They crawl through California during a three-game road trip to start December, and they also face six of eight on the road from Dec. 2 – 18.
The Lightning soak up home dates to finish 2015 after that, but what damage will be done by then?
Frankly, the Bolts will need to dig deep to break this pattern. If nothing else, they’ve fought with their backs against the wall before.
Sometimes a suspension will shame a player, or at least inspire him to change the way he plays.
That apparently won’t happen regarding Brandon Dubinsky‘s one-game timeout session for cross-checking Sidney Crosby.
Dubinsky told Aaron Portzline of the Columbus Dispatch that he won’t alter his style, whether it’s against Crosby or someone else.

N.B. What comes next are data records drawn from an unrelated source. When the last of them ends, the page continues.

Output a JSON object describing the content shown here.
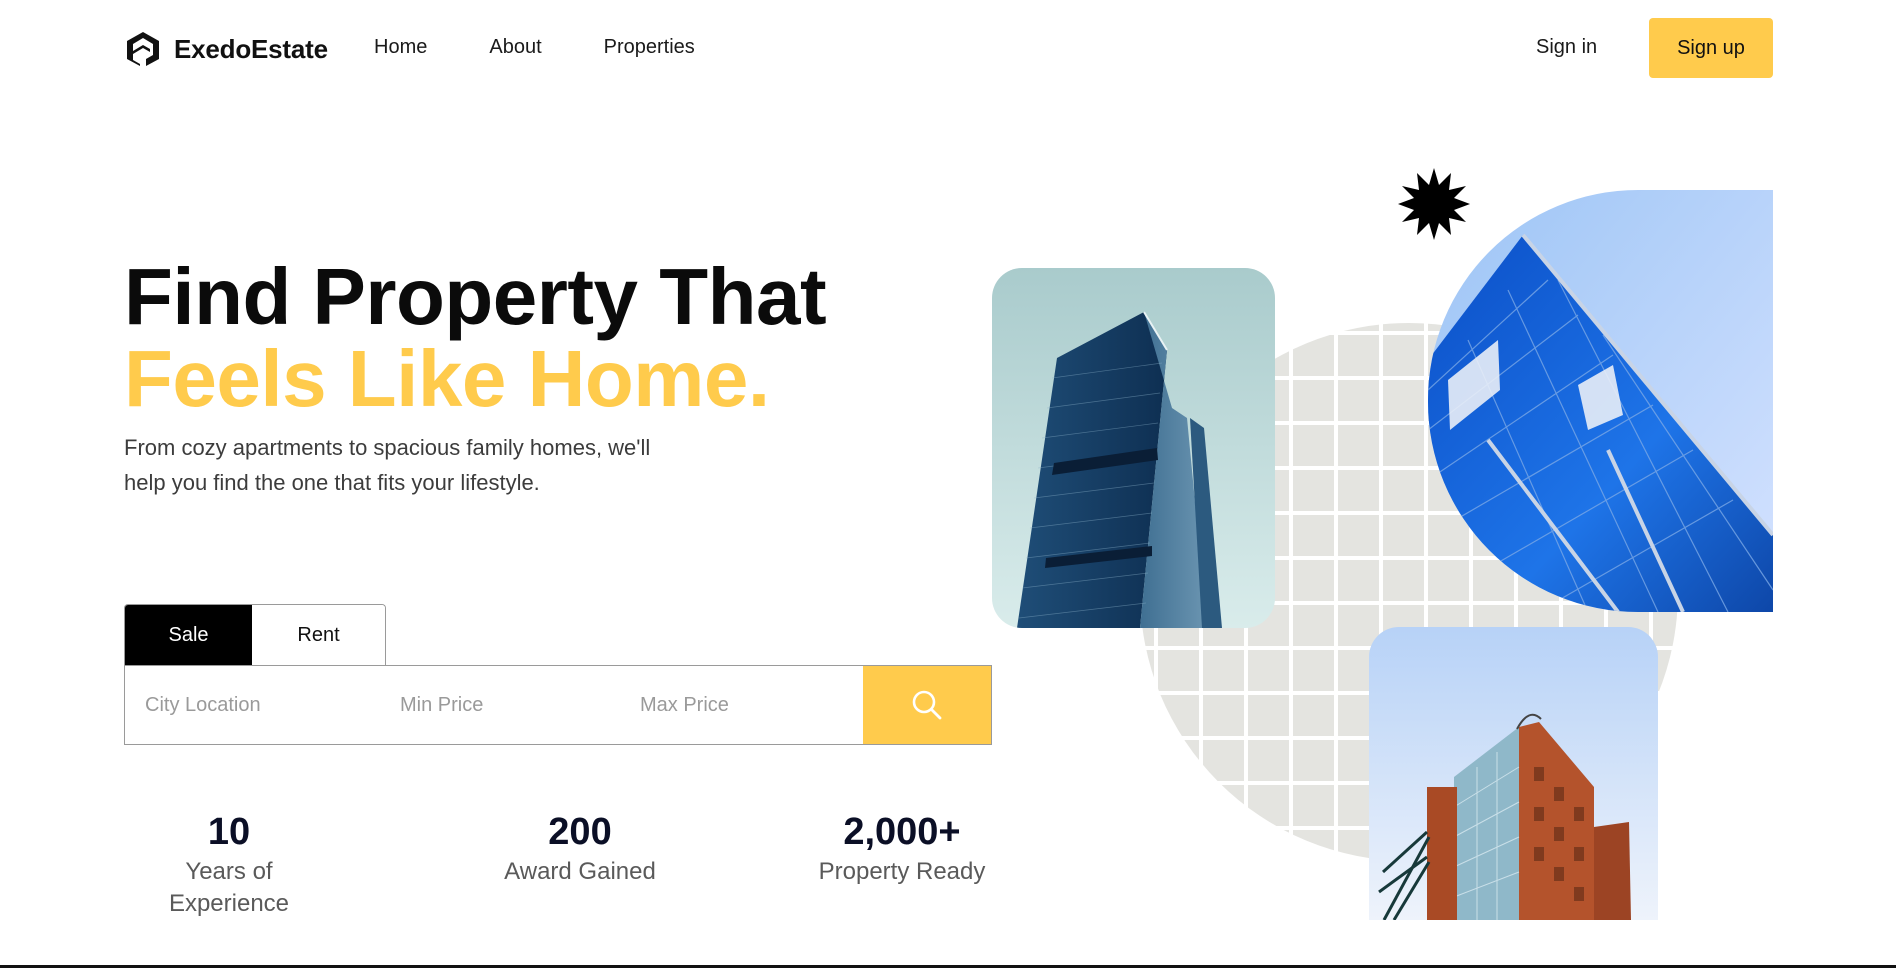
{
  "brand": {
    "name": "ExedoEstate",
    "accent": "#FFCB4C"
  },
  "nav": {
    "links": [
      "Home",
      "About",
      "Properties"
    ],
    "signin": "Sign in",
    "signup": "Sign up"
  },
  "hero": {
    "title_line1": "Find Property That",
    "title_line2": "Feels Like Home.",
    "subtitle": "From cozy apartments to spacious family homes, we'll help you find the one that fits your lifestyle."
  },
  "search": {
    "tabs": [
      "Sale",
      "Rent"
    ],
    "active_tab": "Sale",
    "city_placeholder": "City Location",
    "min_placeholder": "Min Price",
    "max_placeholder": "Max Price",
    "button_icon": "search-icon"
  },
  "stats": [
    {
      "value": "10",
      "label": "Years of Experience"
    },
    {
      "value": "200",
      "label": "Award Gained"
    },
    {
      "value": "2,000+",
      "label": "Property Ready"
    }
  ]
}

“Nope,” Dubinsky said. “You know, I’ve played the same way my whole career and I’m not going to change. The next time I have an opportunity to play (Crosby), I’m going to play him hard.”
In case you’re wondering, that next opportunity comes on Dec. 21 in Pittsburgh, assuming that both players are healthy and not suspended.
One can understand Dubinsky’s perspective, although such honesty would be that much more interesting if there’s another incident with Crosby. His initial reaction to the hit was interestingly candid, admitting that his “stick rode up” on his adversary.
Would that stance – which, from a harsher view, might seem flippant to Dubinsky’s critics – open the door for a bigger future bit of a discipline?
Maybe, maybe not … but at least his comments aren’t as inflammatory as what John Tortorella said (at least on the record).